### Working data
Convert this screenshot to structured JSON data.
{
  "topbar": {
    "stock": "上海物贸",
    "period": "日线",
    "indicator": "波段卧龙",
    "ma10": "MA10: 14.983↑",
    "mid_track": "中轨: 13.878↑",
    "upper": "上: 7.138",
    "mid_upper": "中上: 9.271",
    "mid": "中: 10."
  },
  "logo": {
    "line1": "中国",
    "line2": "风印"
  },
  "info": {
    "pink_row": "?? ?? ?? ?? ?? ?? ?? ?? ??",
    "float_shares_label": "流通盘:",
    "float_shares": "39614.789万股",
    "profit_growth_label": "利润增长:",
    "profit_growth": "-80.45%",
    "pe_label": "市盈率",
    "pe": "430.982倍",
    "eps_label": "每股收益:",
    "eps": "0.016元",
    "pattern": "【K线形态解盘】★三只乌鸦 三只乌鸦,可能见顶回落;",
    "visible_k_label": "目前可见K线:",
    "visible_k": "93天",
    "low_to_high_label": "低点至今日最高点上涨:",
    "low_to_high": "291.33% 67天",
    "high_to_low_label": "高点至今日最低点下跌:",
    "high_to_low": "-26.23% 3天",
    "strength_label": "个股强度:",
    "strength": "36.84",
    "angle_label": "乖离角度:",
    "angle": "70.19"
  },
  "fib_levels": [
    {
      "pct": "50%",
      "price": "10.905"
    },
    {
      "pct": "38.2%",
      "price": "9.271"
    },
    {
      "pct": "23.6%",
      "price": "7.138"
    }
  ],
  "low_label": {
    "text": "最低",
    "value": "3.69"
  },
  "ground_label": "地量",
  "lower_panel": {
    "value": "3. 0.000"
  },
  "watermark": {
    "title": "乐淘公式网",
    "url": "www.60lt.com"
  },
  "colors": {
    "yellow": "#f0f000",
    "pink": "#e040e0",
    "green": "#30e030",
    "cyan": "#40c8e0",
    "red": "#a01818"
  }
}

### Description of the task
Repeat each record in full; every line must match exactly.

### Solution to the exercise
Convert this screenshot to structured JSON data.
{
  "topbar": {
    "stock": "上海物贸",
    "period": "日线",
    "indicator": "波段卧龙",
    "ma10": "MA10: 14.983↑",
    "mid_track": "中轨: 13.878↑",
    "upper": "上: 7.138",
    "mid_upper": "中上: 9.271",
    "mid": "中: 10."
  },
  "logo": {
    "line1": "中国",
    "line2": "风印"
  },
  "info": {
    "pink_row": "?? ?? ?? ?? ?? ?? ?? ?? ??",
    "float_shares_label": "流通盘:",
    "float_shares": "39614.789万股",
    "profit_growth_label": "利润增长:",
    "profit_growth": "-80.45%",
    "pe_label": "市盈率",
    "pe": "430.982倍",
    "eps_label": "每股收益:",
    "eps": "0.016元",
    "pattern": "【K线形态解盘】★三只乌鸦 三只乌鸦,可能见顶回落;",
    "visible_k_label": "目前可见K线:",
    "visible_k": "93天",
    "low_to_high_label": "低点至今日最高点上涨:",
    "low_to_high": "291.33% 67天",
    "high_to_low_label": "高点至今日最低点下跌:",
    "high_to_low": "-26.23% 3天",
    "strength_label": "个股强度:",
    "strength": "36.84",
    "angle_label": "乖离角度:",
    "angle": "70.19"
  },
  "fib_levels": [
    {
      "pct": "50%",
      "price": "10.905"
    },
    {
      "pct": "38.2%",
      "price": "9.271"
    },
    {
      "pct": "23.6%",
      "price": "7.138"
    }
  ],
  "low_label": {
    "text": "最低",
    "value": "3.69"
  },
  "ground_label": "地量",
  "lower_panel": {
    "value": "3. 0.000"
  },
  "watermark": {
    "title": "乐淘公式网",
    "url": "www.60lt.com"
  },
  "colors": {
    "yellow": "#f0f000",
    "pink": "#e040e0",
    "green": "#30e030",
    "cyan": "#40c8e0",
    "red": "#a01818"
  }
}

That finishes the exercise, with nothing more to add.